[[ Recorded data, beginning ]]

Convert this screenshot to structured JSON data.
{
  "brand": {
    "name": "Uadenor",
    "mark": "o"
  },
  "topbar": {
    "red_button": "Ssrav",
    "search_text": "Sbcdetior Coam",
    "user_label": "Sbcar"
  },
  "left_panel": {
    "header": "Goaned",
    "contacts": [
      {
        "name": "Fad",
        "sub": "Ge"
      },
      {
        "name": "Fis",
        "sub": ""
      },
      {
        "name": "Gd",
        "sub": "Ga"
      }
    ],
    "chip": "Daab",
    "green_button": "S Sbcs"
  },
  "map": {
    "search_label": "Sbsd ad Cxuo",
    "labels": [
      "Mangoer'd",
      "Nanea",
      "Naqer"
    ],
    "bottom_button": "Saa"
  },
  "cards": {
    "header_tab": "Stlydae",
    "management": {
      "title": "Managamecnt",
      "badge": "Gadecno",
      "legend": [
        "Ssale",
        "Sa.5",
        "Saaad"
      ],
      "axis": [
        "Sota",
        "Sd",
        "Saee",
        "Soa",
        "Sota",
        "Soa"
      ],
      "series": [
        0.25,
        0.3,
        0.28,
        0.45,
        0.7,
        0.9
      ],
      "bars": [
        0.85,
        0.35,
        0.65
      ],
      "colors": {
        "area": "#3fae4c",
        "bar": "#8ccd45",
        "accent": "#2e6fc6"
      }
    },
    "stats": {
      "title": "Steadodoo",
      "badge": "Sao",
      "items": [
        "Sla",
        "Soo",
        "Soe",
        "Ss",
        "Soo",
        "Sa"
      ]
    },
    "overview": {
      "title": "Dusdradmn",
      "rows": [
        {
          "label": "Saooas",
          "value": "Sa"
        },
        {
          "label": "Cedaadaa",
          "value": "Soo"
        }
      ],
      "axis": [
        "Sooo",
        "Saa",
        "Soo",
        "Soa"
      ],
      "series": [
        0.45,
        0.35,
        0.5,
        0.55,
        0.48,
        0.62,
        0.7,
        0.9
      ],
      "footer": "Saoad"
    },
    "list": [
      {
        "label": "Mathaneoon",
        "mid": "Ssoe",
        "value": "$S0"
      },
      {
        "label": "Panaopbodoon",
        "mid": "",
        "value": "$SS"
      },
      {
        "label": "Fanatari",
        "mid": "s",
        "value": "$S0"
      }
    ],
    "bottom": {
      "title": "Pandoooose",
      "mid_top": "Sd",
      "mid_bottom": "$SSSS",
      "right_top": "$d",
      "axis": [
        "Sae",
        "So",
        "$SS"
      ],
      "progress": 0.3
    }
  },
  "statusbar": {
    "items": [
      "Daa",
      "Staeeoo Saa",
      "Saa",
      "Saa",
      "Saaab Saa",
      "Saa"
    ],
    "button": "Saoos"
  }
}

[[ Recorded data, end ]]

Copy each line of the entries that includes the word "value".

          "value": "Sa"
          "value": "Soo"
        "value": "$S0"
        "value": "$SS"
        "value": "$S0"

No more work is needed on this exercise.